To maximise return on investment, advertisers need to know if their ads and brands are resonating in the memories of their core consumers in time to correct their campaigns while they’re in flight. Using the right metrics to measure and understand how well your advertising is performing early in your campaign can ensure your investment dollars are being well spent.
Take for example, a UK-based retailer who discovered early during its TV advertising campaign that just 19% of people remembered the ad and also recalled the correct brand. Clearly, it was time to act or risk wasting a significant investment on the campaign. By testing and optimising its strategy while in-flight, the retailer managed to raise the bar to 46% by the time the advertising campaign was complete.
SHARE OF VOICE VERSUS EFFECTIVE SHARE OF VOICE
The ‘Share of Voice’ metric, used by many advertisers to gauge how visible they are in the marketplace, is based on spend, reach and ad volume. ‘Effective Share of Voice’, however, combines ad spend with a measure of the effectiveness of the creative.
When Effective Share of Voice is lower than what you’ve paid for, it implies that creative execution is not performing and is actually decreasing the effectiveness of your spend.
Ads that punch above their weight and are memorable, with clear brand and message communication, can actually increase a brand’s Effective Share of Voice in market.
The example below looks at major UK retailers and shows the impact on Share of Voice when ad effectiveness is taken into consideration. For the top performing TV creatives, Effective Share of Voice was lifted by up to 8% for some retailers, and reduced by the same for others, implying significant amortization of investment during the period.
COMMERCIAL IMPLICATIONS OF EFFECTIVE SHARE OF VOICE
Now consider what this means to the average marketing budget. The average metro TV spend for the Top 50 Australian advertisers in the 2016 Financial Year was AUD $19.5 million. To increase Share of Voice by 8% via expenditure alone would on average cost these brands $1.5 million (assuming all else remains constant). The risk of sticking with ineffective advertising could lead to under-utilisation or wastage of the same amount.

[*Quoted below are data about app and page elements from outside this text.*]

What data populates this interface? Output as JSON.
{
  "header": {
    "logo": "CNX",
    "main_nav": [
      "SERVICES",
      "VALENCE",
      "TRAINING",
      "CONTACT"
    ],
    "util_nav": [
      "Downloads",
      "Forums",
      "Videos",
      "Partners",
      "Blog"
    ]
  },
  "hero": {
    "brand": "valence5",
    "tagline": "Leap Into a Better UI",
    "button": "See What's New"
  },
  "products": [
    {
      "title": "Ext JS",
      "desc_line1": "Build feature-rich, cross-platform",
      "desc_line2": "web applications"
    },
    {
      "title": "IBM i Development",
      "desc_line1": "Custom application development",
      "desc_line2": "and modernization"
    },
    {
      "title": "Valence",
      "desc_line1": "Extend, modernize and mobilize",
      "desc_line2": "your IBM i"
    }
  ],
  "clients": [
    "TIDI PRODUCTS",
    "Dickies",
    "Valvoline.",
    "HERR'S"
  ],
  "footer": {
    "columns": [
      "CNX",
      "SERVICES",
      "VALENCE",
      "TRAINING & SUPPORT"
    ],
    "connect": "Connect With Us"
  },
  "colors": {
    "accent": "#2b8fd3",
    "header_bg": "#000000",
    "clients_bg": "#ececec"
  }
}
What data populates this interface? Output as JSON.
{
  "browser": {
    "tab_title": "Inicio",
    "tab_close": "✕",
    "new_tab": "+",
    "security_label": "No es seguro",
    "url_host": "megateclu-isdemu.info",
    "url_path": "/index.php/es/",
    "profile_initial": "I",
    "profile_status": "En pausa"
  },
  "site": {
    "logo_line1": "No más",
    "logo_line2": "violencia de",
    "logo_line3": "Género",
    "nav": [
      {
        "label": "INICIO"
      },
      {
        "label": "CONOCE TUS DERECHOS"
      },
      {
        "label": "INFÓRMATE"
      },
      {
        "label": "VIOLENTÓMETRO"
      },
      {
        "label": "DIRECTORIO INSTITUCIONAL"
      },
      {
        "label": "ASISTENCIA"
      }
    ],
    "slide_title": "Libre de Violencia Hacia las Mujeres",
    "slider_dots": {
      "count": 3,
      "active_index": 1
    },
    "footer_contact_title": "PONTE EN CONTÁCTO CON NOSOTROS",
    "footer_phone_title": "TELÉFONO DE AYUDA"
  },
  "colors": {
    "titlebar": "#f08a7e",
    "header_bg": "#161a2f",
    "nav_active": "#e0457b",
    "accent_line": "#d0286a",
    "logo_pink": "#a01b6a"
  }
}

To find out more about optimising TV advertising investment, check out: http://www.qa.nielsen.com/us/en/solutions/capabilities/tv-brand-effect.html or contact your Nielsen representative for more information.